Task to carry out =
If a line in the records below holds the string "caption", count it, and state only the final count.

Data provided =
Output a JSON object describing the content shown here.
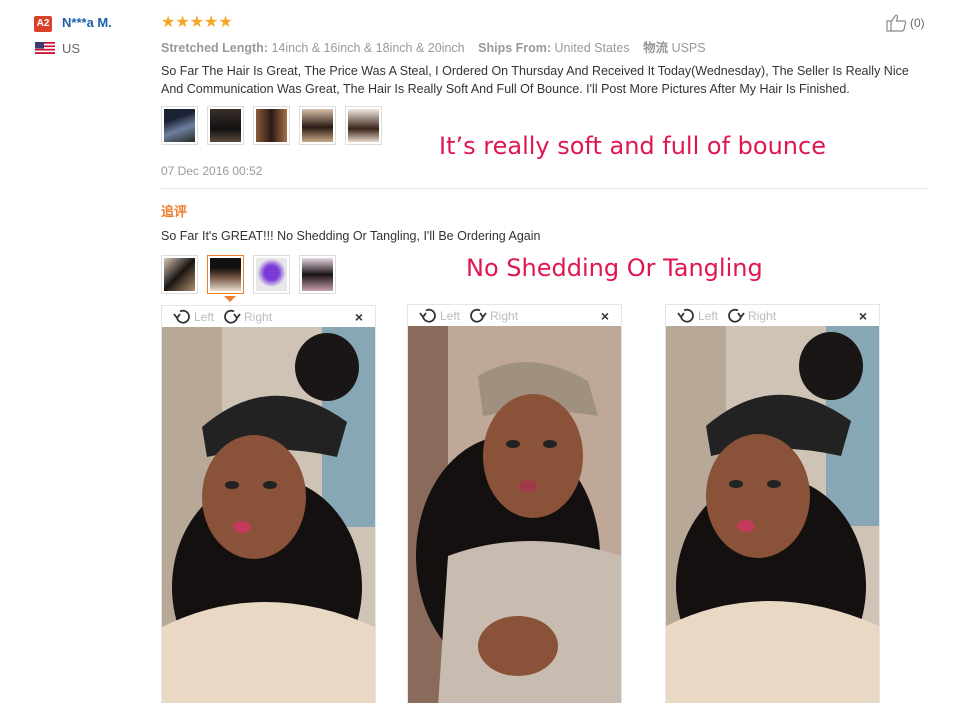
{
  "user": {
    "badge": "A2",
    "name": "N***a M.",
    "country": "US"
  },
  "rating": {
    "stars": "★★★★★"
  },
  "like": {
    "count": "(0)"
  },
  "meta": {
    "length_label": "Stretched Length:",
    "length_value": "14inch & 16inch & 18inch & 20inch",
    "ships_label": "Ships From:",
    "ships_value": "United States",
    "logistics_label": "物流",
    "logistics_value": "USPS"
  },
  "review1": {
    "text": "So Far The Hair Is Great, The Price Was A Steal, I Ordered On Thursday And Received It Today(Wednesday), The Seller Is Really Nice And Communication Was Great, The Hair Is Really Soft And Full Of Bounce. I'll Post More Pictures After My Hair Is Finished.",
    "date": "07 Dec 2016 00:52",
    "caption": "It’s really soft and full of bounce"
  },
  "followup": {
    "label": "追评",
    "text": "So Far It's GREAT!!! No Shedding Or Tangling, I'll Be Ordering Again",
    "caption": "No Shedding Or Tangling"
  },
  "viewer": {
    "left_label": "Left",
    "right_label": "Right",
    "close": "×"
  },
  "colors": {
    "accent": "#f07c2b",
    "caption": "#e0174f",
    "link": "#1f5fa8",
    "star": "#f5a623"
  }
}
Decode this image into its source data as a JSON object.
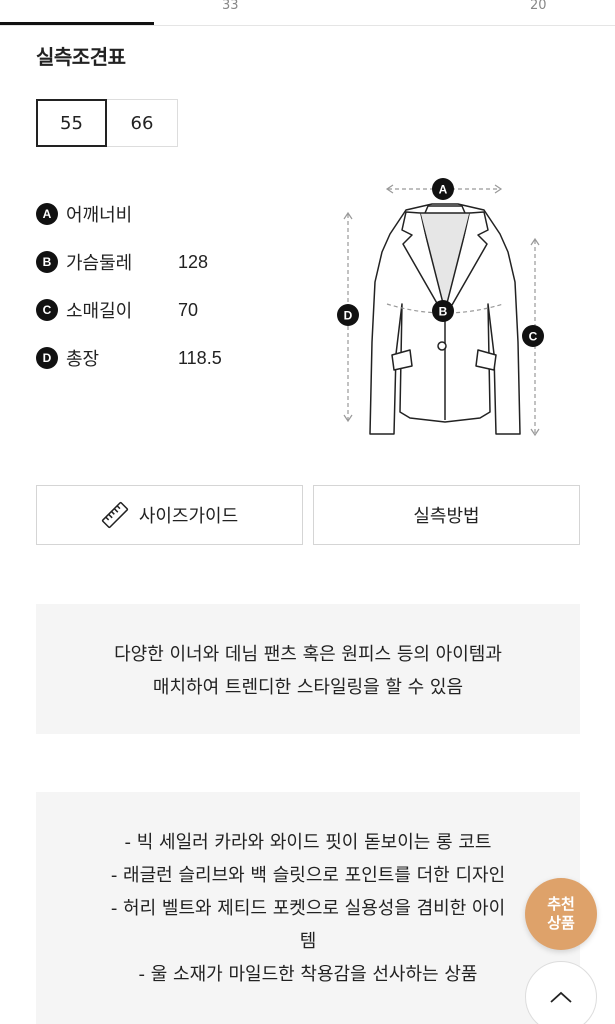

Result =
3